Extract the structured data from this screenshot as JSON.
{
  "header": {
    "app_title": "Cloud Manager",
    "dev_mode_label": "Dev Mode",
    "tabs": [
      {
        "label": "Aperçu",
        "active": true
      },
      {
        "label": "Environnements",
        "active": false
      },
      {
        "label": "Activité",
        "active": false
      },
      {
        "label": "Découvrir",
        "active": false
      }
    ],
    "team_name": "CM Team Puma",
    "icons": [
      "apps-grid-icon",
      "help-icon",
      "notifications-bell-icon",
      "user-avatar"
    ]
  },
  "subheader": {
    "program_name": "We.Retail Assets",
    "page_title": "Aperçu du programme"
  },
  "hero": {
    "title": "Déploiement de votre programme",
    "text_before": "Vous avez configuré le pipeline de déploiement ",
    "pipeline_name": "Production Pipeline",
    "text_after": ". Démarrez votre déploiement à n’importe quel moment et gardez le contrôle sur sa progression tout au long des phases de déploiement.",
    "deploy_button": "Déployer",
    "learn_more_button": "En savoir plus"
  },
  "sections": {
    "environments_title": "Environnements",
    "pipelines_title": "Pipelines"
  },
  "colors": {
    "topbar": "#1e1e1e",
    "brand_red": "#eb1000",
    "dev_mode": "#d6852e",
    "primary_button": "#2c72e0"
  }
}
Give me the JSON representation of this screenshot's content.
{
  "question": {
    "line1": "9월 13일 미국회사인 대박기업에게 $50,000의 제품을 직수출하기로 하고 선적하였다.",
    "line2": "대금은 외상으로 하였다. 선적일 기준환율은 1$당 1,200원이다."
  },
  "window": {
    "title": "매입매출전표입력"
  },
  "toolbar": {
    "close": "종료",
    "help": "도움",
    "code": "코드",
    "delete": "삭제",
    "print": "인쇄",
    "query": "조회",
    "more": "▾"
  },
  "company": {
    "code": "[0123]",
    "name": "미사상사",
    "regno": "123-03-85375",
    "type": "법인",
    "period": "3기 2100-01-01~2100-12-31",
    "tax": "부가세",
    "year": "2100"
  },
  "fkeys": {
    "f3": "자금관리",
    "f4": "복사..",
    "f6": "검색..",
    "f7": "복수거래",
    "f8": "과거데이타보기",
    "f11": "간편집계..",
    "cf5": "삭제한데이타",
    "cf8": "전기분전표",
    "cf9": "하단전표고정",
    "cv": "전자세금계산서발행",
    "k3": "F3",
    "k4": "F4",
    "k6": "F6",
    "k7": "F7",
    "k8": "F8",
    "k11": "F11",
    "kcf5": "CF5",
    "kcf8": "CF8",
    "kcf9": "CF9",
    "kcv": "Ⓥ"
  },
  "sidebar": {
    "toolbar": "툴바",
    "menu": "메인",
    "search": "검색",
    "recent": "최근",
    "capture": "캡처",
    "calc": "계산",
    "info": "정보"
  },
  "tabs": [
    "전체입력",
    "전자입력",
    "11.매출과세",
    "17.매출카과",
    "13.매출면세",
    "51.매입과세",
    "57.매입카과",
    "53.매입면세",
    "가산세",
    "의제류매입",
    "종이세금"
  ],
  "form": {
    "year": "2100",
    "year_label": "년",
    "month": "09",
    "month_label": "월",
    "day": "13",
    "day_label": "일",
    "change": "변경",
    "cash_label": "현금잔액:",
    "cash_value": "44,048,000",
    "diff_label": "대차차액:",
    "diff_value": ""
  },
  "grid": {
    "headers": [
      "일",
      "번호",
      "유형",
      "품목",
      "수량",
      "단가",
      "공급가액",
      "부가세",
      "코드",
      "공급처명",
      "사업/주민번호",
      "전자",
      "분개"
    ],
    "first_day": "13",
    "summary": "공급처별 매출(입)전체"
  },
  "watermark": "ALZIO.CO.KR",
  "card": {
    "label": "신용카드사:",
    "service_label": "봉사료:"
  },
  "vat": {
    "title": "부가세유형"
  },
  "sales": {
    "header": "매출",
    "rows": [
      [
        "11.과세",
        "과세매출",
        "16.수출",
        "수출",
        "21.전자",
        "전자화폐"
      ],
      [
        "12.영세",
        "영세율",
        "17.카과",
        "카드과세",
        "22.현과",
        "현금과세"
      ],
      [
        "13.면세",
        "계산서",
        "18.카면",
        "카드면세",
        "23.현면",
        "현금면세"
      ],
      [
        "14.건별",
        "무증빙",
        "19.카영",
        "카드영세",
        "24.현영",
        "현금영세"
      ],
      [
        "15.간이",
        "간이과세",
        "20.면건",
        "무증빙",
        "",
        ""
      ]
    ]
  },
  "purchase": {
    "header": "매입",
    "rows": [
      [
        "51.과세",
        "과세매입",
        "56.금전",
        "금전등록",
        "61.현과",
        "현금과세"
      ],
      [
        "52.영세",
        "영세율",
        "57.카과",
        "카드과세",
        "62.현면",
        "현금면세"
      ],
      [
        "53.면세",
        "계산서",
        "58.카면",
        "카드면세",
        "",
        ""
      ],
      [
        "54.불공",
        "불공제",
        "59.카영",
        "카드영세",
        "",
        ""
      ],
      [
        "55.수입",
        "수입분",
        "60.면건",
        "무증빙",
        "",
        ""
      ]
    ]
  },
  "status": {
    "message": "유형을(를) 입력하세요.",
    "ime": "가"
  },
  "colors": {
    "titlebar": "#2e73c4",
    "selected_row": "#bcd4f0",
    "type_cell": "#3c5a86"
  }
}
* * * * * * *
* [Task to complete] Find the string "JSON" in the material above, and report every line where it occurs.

* [Problem solution]
Extract the structured data from this screenshot as JSON.
Give me the JSON representation of this screenshot's content.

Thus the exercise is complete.